AB - Bacterial membranes undergo dynamic rearrangements during cell division with lateral heterogeneity in phospholipid distribution. An understanding of the synthesis of the cell membrane can provide a basis for the rational design of new antibacterial compounds which will ultimately be developed towards potential new antibiotics. Mounting evidence is implicating the importance of phospholipid in the viability of mycobacteria. The genetically tractable and related organism, Streptomyces coelicolor represents an ideal model for analogous studies on Mycobacteria tuberculosis for the purpose of designing novel classes of anti-tuberculosis drugs targeting the phospholipid biosynthesis pathways.Genetic and biochemical studies carried out on phosphatidylserine synthase (Pss) and phosphatidylserine decarboxylase (Psd) demonstrated the essentiality of these membrane proteins in S. coelicolor. Alteration of pss expression affects the overall growth and morphology of S. coelicolor (i.e. hyphal growth, branching, septation and sporulation) therefore verified the potential of these proteins as drug targets. Although, the early stage ―hit identification‖ approach using a modest collection of compounds was unsuccessful, further screening of relevant compounds should continue. Structural modifications should be carried out on some of the initial compounds which were devoid of antibacterial activity in order to address the possible pharmacodynamic issues.
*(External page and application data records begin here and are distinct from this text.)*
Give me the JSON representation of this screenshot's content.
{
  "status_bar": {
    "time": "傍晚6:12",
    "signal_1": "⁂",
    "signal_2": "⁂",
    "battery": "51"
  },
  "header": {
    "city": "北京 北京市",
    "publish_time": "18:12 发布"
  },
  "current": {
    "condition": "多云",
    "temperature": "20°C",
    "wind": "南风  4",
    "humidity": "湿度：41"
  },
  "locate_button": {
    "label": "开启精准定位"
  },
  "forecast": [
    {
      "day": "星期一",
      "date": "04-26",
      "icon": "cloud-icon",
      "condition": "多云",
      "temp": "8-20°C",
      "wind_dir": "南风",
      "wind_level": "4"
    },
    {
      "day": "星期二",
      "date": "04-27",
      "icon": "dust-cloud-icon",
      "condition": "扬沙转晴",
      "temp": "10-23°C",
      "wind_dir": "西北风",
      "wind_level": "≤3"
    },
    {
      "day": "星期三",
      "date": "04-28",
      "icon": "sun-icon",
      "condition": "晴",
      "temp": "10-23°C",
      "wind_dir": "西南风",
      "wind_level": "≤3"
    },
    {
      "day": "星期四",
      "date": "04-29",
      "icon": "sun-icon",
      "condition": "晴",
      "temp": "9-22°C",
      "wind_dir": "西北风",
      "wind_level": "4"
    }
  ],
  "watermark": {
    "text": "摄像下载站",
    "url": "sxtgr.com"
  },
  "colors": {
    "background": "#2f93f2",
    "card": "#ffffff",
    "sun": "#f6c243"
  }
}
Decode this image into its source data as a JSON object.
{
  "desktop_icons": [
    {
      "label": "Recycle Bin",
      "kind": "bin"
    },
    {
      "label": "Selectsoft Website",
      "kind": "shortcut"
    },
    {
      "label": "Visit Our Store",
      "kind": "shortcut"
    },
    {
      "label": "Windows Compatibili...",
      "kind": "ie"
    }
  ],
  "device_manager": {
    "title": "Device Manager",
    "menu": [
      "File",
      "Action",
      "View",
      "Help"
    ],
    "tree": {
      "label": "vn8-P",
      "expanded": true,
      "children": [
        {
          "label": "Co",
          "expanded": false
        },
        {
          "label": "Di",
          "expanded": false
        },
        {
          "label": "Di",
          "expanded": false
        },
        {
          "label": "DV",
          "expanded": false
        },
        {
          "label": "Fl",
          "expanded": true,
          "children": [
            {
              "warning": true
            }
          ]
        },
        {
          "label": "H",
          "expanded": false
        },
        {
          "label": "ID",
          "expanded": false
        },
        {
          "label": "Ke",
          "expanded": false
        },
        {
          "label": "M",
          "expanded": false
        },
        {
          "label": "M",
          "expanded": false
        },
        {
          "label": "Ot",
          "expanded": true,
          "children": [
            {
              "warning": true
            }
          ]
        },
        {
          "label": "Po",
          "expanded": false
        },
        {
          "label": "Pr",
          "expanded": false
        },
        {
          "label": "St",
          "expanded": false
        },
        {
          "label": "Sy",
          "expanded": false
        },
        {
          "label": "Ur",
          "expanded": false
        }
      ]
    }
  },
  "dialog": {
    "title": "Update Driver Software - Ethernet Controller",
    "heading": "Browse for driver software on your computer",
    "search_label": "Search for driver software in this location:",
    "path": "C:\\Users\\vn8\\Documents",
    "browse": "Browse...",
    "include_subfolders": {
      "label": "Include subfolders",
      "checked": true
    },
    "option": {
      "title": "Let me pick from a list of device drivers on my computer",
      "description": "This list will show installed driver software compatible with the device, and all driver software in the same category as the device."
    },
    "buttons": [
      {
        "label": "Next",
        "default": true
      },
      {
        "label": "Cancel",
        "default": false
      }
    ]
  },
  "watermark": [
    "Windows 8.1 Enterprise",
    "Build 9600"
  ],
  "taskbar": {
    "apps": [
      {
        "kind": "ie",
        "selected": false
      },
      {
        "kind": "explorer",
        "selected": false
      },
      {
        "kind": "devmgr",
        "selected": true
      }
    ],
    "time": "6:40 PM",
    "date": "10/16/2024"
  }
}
Protein X-ray crystallography or saturation transfer difference - nuclear magnetic resonance (STD-NMR) spectroscopy of these proteins should also be considered in the event of further futile attempts.

M3 - Doctoral Thesis

ER -